rods are slightly bent causing wear in gland assembly.
Replacing seals will stop the leak for a while, but is
not a permanent solution.
Q. I was told
my cylinder had metal in the fluid. What does this mean?
A. Serious problems exist when metal is found in any
system. Cylinders can experience misalignment causing a
side load that would result in bearing failure or a pump
could be failing. The only way metal contamination can
be removed is to flush the entire system. Changing
filters will not correct the problem it only gives a
false sense of security. The tank must be drained,
hoses, cylinders, motors and steel lines must be
removed, cleaned and installed. It is an expensive and
time consuming process.
Q. How can I
prevent contamination in my hydraulic system?
A. Hydraulic components are moving metal parts that over
time will wear. Aside form a catastrophic failure,
prevention is the only method. Take steps to keep all
components clean and free from heavy accumulation of
grease and dirt. Grease will retain heat and attract
dust. Rubber hoses and seals deteriorate as does
condensation forms in most equipment over time. Keep
filters changed regularly and keep oil temperatures at
or below 180 degrees.
Q. What is an
NFPA interchangeable cylinder?
A. NFPA stands for National Fluid Power Association.
This organization set up standards for all manufacturers
of the tie rod design. Mounting codes were established
to ensure that all cylinders of different brands would
dimensionally interchange. Where NFPA cylinder
manufacturers differentiate themselves are their
internal designs. In other words, an MP1 mounting of one

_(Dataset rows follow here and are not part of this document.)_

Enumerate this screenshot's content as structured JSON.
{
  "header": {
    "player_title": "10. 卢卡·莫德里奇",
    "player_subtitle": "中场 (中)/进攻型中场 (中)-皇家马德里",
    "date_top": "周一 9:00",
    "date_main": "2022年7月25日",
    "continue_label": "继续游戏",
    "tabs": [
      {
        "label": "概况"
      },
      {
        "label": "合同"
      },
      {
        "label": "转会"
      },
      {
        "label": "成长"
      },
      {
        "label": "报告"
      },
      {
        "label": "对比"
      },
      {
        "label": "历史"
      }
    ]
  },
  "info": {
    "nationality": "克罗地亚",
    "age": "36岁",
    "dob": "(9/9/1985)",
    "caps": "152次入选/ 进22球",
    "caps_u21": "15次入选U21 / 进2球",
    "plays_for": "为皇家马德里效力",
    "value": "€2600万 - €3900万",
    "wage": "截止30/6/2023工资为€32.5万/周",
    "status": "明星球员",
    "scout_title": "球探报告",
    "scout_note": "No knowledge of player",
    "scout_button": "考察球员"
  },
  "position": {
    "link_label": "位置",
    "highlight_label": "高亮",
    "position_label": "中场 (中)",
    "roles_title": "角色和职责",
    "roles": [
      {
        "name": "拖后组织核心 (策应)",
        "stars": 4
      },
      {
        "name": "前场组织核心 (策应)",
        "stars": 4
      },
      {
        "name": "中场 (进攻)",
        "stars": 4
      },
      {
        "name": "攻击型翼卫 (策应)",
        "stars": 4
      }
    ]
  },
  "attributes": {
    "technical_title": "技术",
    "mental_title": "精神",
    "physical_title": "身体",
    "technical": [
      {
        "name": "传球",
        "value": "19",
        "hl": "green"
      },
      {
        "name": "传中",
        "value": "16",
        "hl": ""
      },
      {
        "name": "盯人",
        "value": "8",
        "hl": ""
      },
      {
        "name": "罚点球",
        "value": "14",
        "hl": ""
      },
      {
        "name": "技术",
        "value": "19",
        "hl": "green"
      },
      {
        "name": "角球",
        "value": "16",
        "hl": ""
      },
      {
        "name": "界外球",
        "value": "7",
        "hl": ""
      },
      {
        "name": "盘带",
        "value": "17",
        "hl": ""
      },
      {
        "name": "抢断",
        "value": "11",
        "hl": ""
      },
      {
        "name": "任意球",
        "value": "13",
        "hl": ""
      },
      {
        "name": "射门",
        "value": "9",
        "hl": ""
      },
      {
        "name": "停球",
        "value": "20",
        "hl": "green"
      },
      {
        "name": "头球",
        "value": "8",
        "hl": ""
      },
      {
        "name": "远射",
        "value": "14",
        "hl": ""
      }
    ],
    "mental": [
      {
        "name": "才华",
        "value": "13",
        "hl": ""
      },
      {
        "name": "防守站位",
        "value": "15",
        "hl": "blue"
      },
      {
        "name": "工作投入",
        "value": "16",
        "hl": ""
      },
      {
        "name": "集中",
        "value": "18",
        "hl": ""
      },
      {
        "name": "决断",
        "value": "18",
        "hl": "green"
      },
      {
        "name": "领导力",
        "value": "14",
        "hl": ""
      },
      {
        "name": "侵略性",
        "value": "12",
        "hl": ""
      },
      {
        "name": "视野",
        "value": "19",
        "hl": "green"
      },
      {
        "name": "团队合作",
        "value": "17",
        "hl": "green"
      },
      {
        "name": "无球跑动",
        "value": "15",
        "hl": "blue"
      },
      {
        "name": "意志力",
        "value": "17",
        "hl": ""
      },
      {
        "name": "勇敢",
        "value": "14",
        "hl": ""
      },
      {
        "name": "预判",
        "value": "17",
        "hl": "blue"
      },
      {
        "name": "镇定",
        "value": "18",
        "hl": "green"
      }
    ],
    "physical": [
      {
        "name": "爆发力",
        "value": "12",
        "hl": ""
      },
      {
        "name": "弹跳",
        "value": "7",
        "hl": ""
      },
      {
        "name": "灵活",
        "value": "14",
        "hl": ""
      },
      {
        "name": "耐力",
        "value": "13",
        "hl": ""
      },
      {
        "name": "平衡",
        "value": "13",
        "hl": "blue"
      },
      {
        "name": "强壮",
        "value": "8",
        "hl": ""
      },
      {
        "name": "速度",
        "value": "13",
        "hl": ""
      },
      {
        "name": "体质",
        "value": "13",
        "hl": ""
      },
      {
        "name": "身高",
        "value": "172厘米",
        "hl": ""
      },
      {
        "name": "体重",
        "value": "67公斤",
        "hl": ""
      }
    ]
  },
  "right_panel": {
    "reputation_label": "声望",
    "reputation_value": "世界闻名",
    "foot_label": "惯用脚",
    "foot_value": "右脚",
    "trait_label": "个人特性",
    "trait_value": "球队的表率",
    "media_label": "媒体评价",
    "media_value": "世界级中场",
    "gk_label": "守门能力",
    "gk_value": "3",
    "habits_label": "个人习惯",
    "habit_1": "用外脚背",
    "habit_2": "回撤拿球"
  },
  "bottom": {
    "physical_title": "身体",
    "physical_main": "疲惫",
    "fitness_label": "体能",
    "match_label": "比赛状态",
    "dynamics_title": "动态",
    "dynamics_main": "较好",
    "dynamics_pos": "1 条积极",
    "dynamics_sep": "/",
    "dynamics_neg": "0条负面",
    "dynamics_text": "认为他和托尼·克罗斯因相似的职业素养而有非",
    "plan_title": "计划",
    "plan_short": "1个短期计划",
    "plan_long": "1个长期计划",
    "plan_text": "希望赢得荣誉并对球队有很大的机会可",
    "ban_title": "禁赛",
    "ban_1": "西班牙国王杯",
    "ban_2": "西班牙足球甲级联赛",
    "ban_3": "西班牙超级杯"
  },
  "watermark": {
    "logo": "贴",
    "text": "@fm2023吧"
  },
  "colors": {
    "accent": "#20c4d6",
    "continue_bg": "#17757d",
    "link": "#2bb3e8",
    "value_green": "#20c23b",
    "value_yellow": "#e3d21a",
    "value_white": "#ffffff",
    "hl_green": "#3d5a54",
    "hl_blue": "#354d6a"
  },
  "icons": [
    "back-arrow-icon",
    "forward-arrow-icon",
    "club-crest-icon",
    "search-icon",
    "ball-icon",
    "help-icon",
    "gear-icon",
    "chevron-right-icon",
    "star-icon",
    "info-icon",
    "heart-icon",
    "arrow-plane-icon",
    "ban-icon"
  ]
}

brand is the same external dimensions as a different
brand. Because of design changes, a seal kit from one
cylinder will not interchange with another.